Scientists have successfully transplanted human chromosomes into mice, a first that promises to transform medical research into the genetic causes of disease. The mice were genetically engineered to carry a copy of human chromosome 21, a string of about 250 genes. About one in a thousand people are born with an extra copy of the chromosome, a genetic hiccup that causes Down's syndrome.and,
Genetic studies of the mice will help scientists to nail down which genes give rise to medical conditions which are prevalent among people with Down's syndrome, such as impaired brain development, heart defects, behavioural abnormalities, Alzheimer's disease and leukaemia.
Medical researchers yesterday hailed the work as a "tour de force", but critics accused the team of pushing the boundaries of genetic manipulation too far and blurring the distinction of what was biologically human.
But according to David King, of the pressure group Human Genetics Alert, the potential breakthrough comes at too high a cost. "Creating organisms with whole chromosomes from another species is genetic engineering taken to another level....but...
"Before, researchers have said they're not making big changes because they're only inserting the odd gene into animals. If you're talking about creating something with a whole human chromosome in it, you have to ask is this really a mouse any more? Is it starting to be a new species, a hybrid between a mouse and a human? If more chromosomes are put in, are we going to have to start giving these things pseudo human rights?"
Dr Tybulewicz added: "There's nothing more obviously humanlike about these mice than any others. If you were to see them, you'd not be able to tell they are different to a normal one."
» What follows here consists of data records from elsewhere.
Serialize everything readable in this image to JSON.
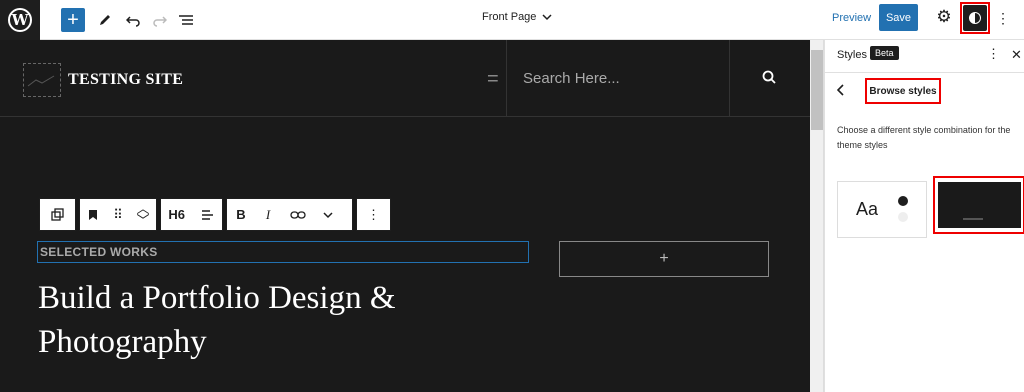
{
  "topbar": {
    "document_title": "Front Page",
    "preview_label": "Preview",
    "save_label": "Save"
  },
  "canvas": {
    "site_title": "TESTING SITE",
    "search_placeholder": "Search Here...",
    "toolbar": {
      "heading_level": "H6"
    },
    "selected_works": "SELECTED WORKS",
    "heading": "Build a Portfolio Design & Photography",
    "add_block_symbol": "+"
  },
  "sidebar": {
    "title": "Styles",
    "badge": "Beta",
    "browse_label": "Browse styles",
    "description": "Choose a different style combination for the theme styles",
    "variation_sample": "Aa"
  },
  "colors": {
    "accent": "#2271b1",
    "highlight": "#ee0000",
    "canvas_bg": "#1a1a1a"
  }
}
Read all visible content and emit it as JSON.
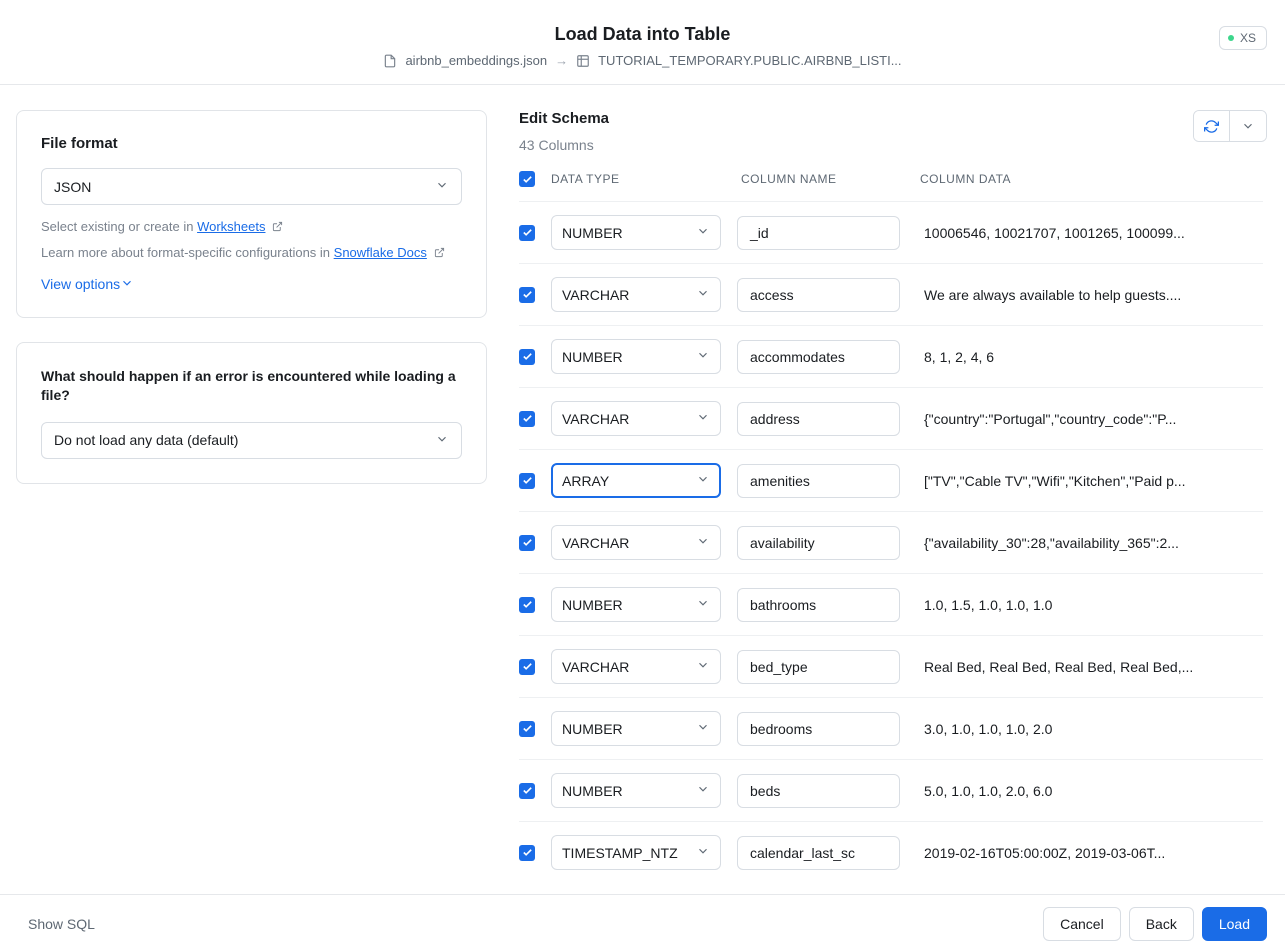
{
  "header": {
    "title": "Load Data into Table",
    "source_file": "airbnb_embeddings.json",
    "target_table": "TUTORIAL_TEMPORARY.PUBLIC.AIRBNB_LISTI...",
    "warehouse_badge": "XS"
  },
  "left": {
    "file_format": {
      "label": "File format",
      "value": "JSON",
      "helper_prefix": "Select existing or create in ",
      "worksheets_link": "Worksheets",
      "learn_prefix": "Learn more about format-specific configurations in ",
      "docs_link": "Snowflake Docs",
      "view_options": "View options"
    },
    "error_handling": {
      "question": "What should happen if an error is encountered while loading a file?",
      "value": "Do not load any data (default)"
    }
  },
  "schema": {
    "title": "Edit Schema",
    "count_label": "43 Columns",
    "headers": {
      "type": "DATA TYPE",
      "name": "COLUMN NAME",
      "data": "COLUMN DATA"
    },
    "rows": [
      {
        "type": "NUMBER",
        "name": "_id",
        "data": "10006546, 10021707, 1001265, 100099..."
      },
      {
        "type": "VARCHAR",
        "name": "access",
        "data": "We are always available to help guests...."
      },
      {
        "type": "NUMBER",
        "name": "accommodates",
        "data": "8, 1, 2, 4, 6"
      },
      {
        "type": "VARCHAR",
        "name": "address",
        "data": "{\"country\":\"Portugal\",\"country_code\":\"P..."
      },
      {
        "type": "ARRAY",
        "name": "amenities",
        "data": "[\"TV\",\"Cable TV\",\"Wifi\",\"Kitchen\",\"Paid p...",
        "focused": true
      },
      {
        "type": "VARCHAR",
        "name": "availability",
        "data": "{\"availability_30\":28,\"availability_365\":2..."
      },
      {
        "type": "NUMBER",
        "name": "bathrooms",
        "data": "1.0, 1.5, 1.0, 1.0, 1.0"
      },
      {
        "type": "VARCHAR",
        "name": "bed_type",
        "data": "Real Bed, Real Bed, Real Bed, Real Bed,..."
      },
      {
        "type": "NUMBER",
        "name": "bedrooms",
        "data": "3.0, 1.0, 1.0, 1.0, 2.0"
      },
      {
        "type": "NUMBER",
        "name": "beds",
        "data": "5.0, 1.0, 1.0, 2.0, 6.0"
      },
      {
        "type": "TIMESTAMP_NTZ",
        "name": "calendar_last_sc",
        "data": "2019-02-16T05:00:00Z, 2019-03-06T..."
      }
    ]
  },
  "footer": {
    "show_sql": "Show SQL",
    "cancel": "Cancel",
    "back": "Back",
    "load": "Load"
  }
}
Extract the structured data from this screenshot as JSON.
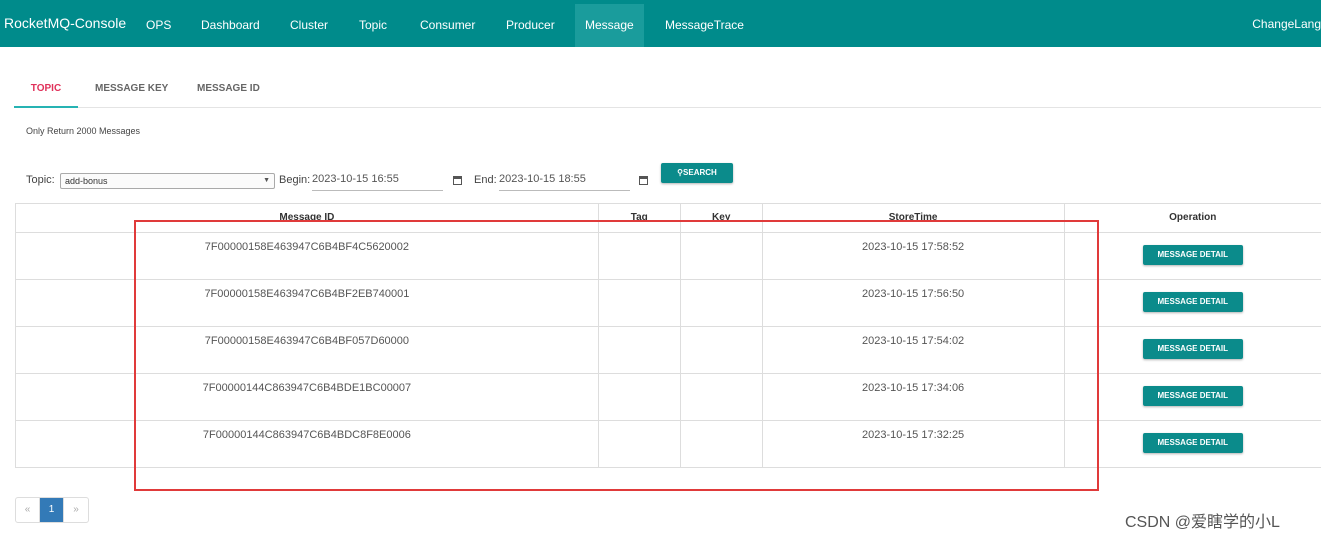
{
  "navbar": {
    "brand": "RocketMQ-Console",
    "items": [
      "OPS",
      "Dashboard",
      "Cluster",
      "Topic",
      "Consumer",
      "Producer",
      "Message",
      "MessageTrace"
    ],
    "active": "Message",
    "right": "ChangeLang"
  },
  "tabs": [
    "TOPIC",
    "MESSAGE KEY",
    "MESSAGE ID"
  ],
  "note": "Only Return 2000 Messages",
  "filter": {
    "topic_label": "Topic:",
    "topic_value": "add-bonus",
    "begin_label": "Begin:",
    "begin_value": "2023-10-15 16:55",
    "end_label": "End:",
    "end_value": "2023-10-15 18:55",
    "search_label": "SEARCH"
  },
  "table": {
    "headers": [
      "Message ID",
      "Tag",
      "Key",
      "StoreTime",
      "Operation"
    ],
    "rows": [
      {
        "id": "7F00000158E463947C6B4BF4C5620002",
        "tag": "",
        "key": "",
        "time": "2023-10-15 17:58:52"
      },
      {
        "id": "7F00000158E463947C6B4BF2EB740001",
        "tag": "",
        "key": "",
        "time": "2023-10-15 17:56:50"
      },
      {
        "id": "7F00000158E463947C6B4BF057D60000",
        "tag": "",
        "key": "",
        "time": "2023-10-15 17:54:02"
      },
      {
        "id": "7F00000144C863947C6B4BDE1BC00007",
        "tag": "",
        "key": "",
        "time": "2023-10-15 17:34:06"
      },
      {
        "id": "7F00000144C863947C6B4BDC8F8E0006",
        "tag": "",
        "key": "",
        "time": "2023-10-15 17:32:25"
      }
    ],
    "detail_label": "MESSAGE DETAIL"
  },
  "pager": {
    "prev": "«",
    "current": "1",
    "next": "»"
  },
  "watermark": "CSDN @爱瞎学的小L",
  "colors": {
    "primary": "#008b8b",
    "button": "#0b8b8b",
    "tab_active_text": "#e0315a",
    "highlight_box": "#e03a3a"
  }
}
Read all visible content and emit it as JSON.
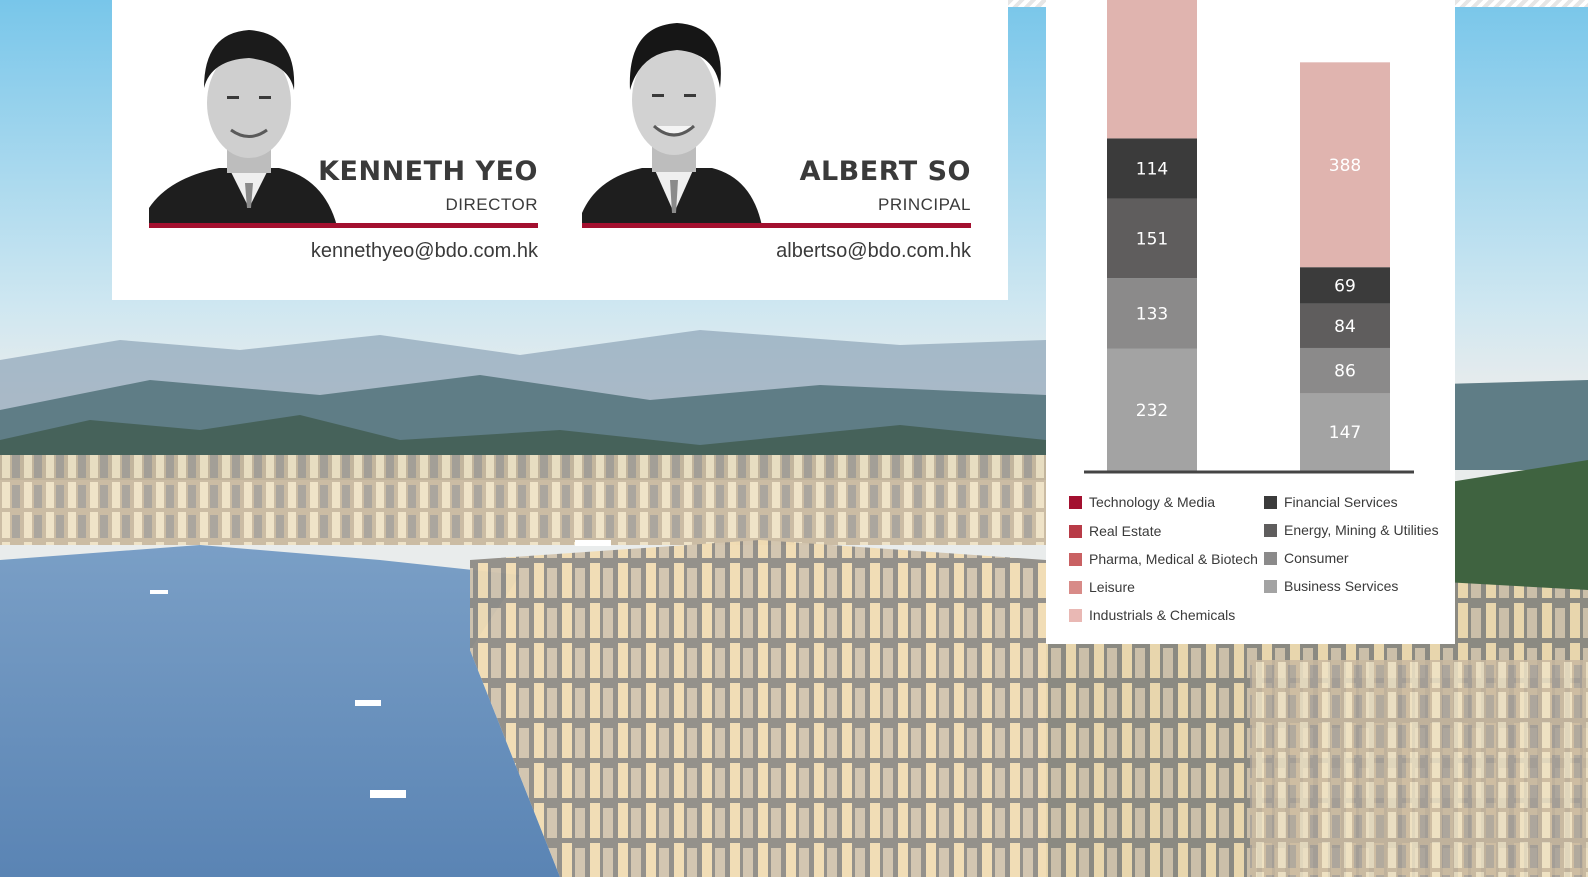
{
  "people": [
    {
      "name": "KENNETH YEO",
      "title": "DIRECTOR",
      "email": "kennethyeo@bdo.com.hk"
    },
    {
      "name": "ALBERT SO",
      "title": "PRINCIPAL",
      "email": "albertso@bdo.com.hk"
    }
  ],
  "colors": {
    "accent": "#a3102f",
    "card_bg": "#ffffff",
    "text": "#3a3a3a"
  },
  "chart_data": {
    "type": "bar",
    "stacked": true,
    "categories": [
      "",
      ""
    ],
    "series": [
      {
        "name": "Business Services",
        "color": "#a3a3a3",
        "values": [
          232,
          147
        ]
      },
      {
        "name": "Consumer",
        "color": "#8b8a8a",
        "values": [
          133,
          86
        ]
      },
      {
        "name": "Energy, Mining & Utilities",
        "color": "#5f5d5d",
        "values": [
          151,
          84
        ]
      },
      {
        "name": "Financial Services",
        "color": "#3b3b3b",
        "values": [
          114,
          69
        ]
      },
      {
        "name": "Industrials & Chemicals",
        "color": "#e0b4af",
        "values": [
          null,
          388
        ]
      }
    ],
    "legend": {
      "placement": "bottom",
      "left_column": [
        {
          "label": "Technology & Media",
          "color": "#a3102f"
        },
        {
          "label": "Real Estate",
          "color": "#b83b47"
        },
        {
          "label": "Pharma, Medical & Biotech",
          "color": "#c96163"
        },
        {
          "label": "Leisure",
          "color": "#d88b88"
        },
        {
          "label": "Industrials & Chemicals",
          "color": "#e9b8b4"
        }
      ],
      "right_column": [
        {
          "label": "Financial Services",
          "color": "#3b3b3b"
        },
        {
          "label": "Energy, Mining & Utilities",
          "color": "#5f5d5d"
        },
        {
          "label": "Consumer",
          "color": "#8b8a8a"
        },
        {
          "label": "Business Services",
          "color": "#a3a3a3"
        }
      ]
    },
    "grid": false
  }
}
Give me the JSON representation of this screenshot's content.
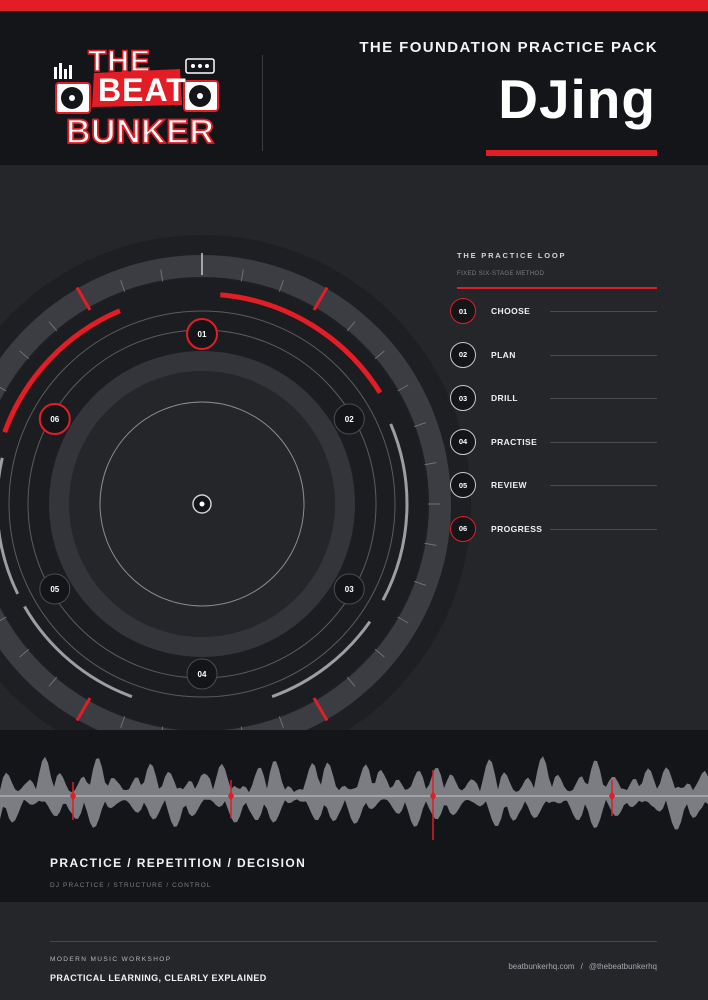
{
  "brand": {
    "logo_line1": "THE",
    "logo_line2": "BEAT",
    "logo_line3": "BUNKER",
    "accent_color": "#e21d25"
  },
  "header": {
    "pack_title": "THE FOUNDATION PRACTICE PACK",
    "main_title": "DJing"
  },
  "practice_loop": {
    "title": "THE PRACTICE LOOP",
    "subtitle": "FIXED SIX-STAGE METHOD",
    "items": [
      {
        "num": "01",
        "label": "CHOOSE"
      },
      {
        "num": "02",
        "label": "PLAN"
      },
      {
        "num": "03",
        "label": "DRILL"
      },
      {
        "num": "04",
        "label": "PRACTISE"
      },
      {
        "num": "05",
        "label": "REVIEW"
      },
      {
        "num": "06",
        "label": "PROGRESS"
      }
    ]
  },
  "dial": {
    "stages": [
      "01",
      "02",
      "03",
      "04",
      "05",
      "06"
    ]
  },
  "tagline": {
    "main": "PRACTICE / REPETITION / DECISION",
    "sub": "DJ PRACTICE / STRUCTURE / CONTROL"
  },
  "footer": {
    "kicker": "MODERN MUSIC WORKSHOP",
    "headline": "PRACTICAL LEARNING, CLEARLY EXPLAINED",
    "website": "beatbunkerhq.com",
    "separator": "/",
    "handle": "@thebeatbunkerhq"
  }
}
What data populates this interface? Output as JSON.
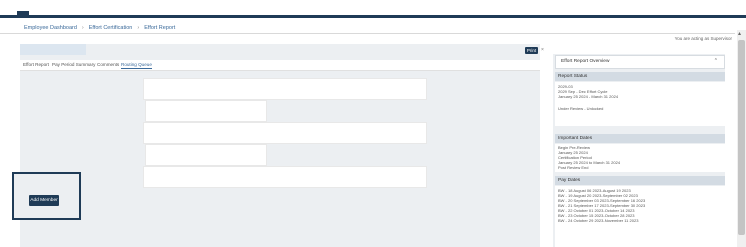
{
  "breadcrumb": {
    "items": [
      "Employee Dashboard",
      "Effort Certification",
      "Effort Report"
    ],
    "separator": "›"
  },
  "acting_as": "You are acting as Supervisor",
  "toolbar": {
    "print_label": "Print",
    "close_glyph": "×"
  },
  "tabs": [
    "Effort Report",
    "Pay Period Summary",
    "Comments",
    "Routing Queue"
  ],
  "active_tab": "Routing Queue",
  "add_member_label": "Add Member",
  "overview": {
    "title": "Effort Report Overview",
    "chevron": "⌃",
    "report_status": {
      "heading": "Report Status",
      "lines": [
        "2029-03",
        "2029 Sep - Dec Effort Cycle",
        "January 25 2024 - March 31 2024",
        "",
        "Under Review - Unlocked"
      ]
    },
    "important_dates": {
      "heading": "Important Dates",
      "lines": [
        "Begin Pre-Review",
        "January 25 2024",
        "Certification Period",
        "January 25 2024 to March 31 2024",
        "Post Review End"
      ]
    },
    "pay_dates": {
      "heading": "Pay Dates",
      "lines": [
        "BW - 18 August 06 2023-August 19 2023",
        "BW - 19 August 20 2023-September 02 2023",
        "BW - 20 September 03 2023-September 16 2023",
        "BW - 21 September 17 2023-September 30 2023",
        "BW - 22 October 01 2023-October 14 2023",
        "BW - 23 October 15 2023-October 28 2023",
        "BW - 24 October 29 2023-November 11 2023"
      ]
    }
  },
  "colors": {
    "navy": "#1f3b57",
    "link": "#3b6a9a",
    "panel_bg": "#eceff2"
  }
}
But perhaps this notion of animal mixed with man isn't that far fetched after all. Like I always say, there's never anything new under the sun: